How Much Does the Church of Scientology Spend on Advertising?
The Church of Scientology has, for a long time, been putting a lot of money into advertising, most recently with the super expensive-looking Super Bowl ad embedded above and their disastrous attempt at running sponsored content in The Atlantic.
But if you’re one of the five people in the world who doesn’t use Adblock, you might have noticed that they sometimes pop up as the sponsored result when you google things.
So how much are they paying to do this?
I’ll do my best to explain this as quickly as possible, because it’s pretty boring. Here’s how cost-per-click advertising works on Google: a company sets a maximum bid that they’re willing to pay for an internet user to click on one of their ads. These bids are associated with keywords that internet users type when searching. Based on the ad’s relevance to searched keywords and the maximum amount that the advertiser is willing to pay per click, Google determines where to place those ads.
For example, if a dessert company wanted their ads displayed any time a user searches for “ice cream cakes,” it would cost, at the time of writing this article, about $0.60 per click in English-speaking countries.
To figure out how much Scientology pays, I tried to advertise for Scientology myself. I set my maximum bid at one dollar per click and selected multiple keywords involving Scientology. All of my bids were rejected, meaning that the person who is currently paying to advertise on those terms is paying more than a dollar per click.
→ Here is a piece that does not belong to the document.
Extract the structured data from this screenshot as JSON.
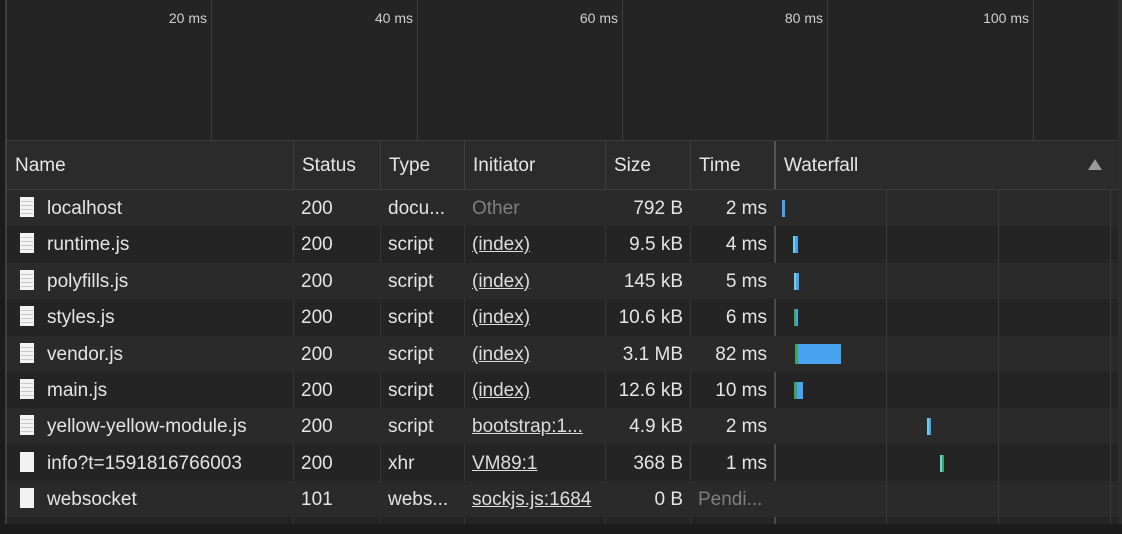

In order to advertise on the first page of Google’s search results for Scientology-related searches, I would have to shell out a minimum of three dollars per click for “creed of the Church of Scientology.”